* Directions *
Count the lines below that contain the word "icon". Give only the number.

*** Supplied data ***

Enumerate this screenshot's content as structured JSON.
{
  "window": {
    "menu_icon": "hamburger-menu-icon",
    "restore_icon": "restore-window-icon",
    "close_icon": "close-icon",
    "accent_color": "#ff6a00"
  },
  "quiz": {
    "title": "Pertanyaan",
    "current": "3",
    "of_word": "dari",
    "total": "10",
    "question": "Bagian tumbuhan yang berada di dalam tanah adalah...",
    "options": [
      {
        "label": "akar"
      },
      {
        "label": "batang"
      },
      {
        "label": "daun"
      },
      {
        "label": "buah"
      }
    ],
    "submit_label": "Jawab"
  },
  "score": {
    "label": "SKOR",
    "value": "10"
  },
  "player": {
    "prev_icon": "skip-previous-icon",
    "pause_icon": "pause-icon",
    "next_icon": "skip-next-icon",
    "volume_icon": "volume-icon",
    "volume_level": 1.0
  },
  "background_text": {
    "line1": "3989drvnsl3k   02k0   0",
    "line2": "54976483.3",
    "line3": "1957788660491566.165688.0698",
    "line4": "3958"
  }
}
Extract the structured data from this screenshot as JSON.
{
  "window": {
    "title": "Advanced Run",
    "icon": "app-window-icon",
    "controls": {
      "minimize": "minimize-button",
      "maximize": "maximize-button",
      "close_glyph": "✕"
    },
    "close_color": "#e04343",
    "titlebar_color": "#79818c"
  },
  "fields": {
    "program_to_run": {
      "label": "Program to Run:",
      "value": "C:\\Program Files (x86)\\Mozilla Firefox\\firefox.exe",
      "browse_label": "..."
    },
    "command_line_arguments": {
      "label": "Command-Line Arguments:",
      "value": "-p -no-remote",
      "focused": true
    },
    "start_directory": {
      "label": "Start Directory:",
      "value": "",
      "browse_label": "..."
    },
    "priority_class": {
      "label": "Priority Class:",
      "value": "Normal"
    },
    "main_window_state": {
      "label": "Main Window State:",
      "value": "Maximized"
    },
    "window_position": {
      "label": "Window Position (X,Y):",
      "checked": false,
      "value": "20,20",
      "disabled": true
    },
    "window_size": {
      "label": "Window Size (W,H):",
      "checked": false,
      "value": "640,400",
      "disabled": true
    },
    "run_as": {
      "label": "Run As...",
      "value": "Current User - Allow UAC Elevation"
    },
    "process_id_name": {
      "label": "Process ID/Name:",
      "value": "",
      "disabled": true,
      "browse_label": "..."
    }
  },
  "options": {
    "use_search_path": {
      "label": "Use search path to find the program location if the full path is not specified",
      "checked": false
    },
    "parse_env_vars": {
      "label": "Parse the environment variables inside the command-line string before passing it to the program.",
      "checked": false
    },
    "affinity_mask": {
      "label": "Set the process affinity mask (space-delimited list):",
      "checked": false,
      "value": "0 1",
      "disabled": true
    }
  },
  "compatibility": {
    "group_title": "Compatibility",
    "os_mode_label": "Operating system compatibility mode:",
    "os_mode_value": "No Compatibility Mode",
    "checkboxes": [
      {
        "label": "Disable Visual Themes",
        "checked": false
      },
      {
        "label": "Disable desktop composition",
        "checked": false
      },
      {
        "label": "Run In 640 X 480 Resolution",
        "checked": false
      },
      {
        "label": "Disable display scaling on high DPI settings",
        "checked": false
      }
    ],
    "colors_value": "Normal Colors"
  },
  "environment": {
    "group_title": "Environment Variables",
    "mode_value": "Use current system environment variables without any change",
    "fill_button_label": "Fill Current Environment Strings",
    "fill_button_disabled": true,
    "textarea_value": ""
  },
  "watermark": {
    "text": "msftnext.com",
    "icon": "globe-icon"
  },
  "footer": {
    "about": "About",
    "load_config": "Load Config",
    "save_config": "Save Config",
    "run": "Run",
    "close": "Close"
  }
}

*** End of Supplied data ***

* Answer for this exercise *
9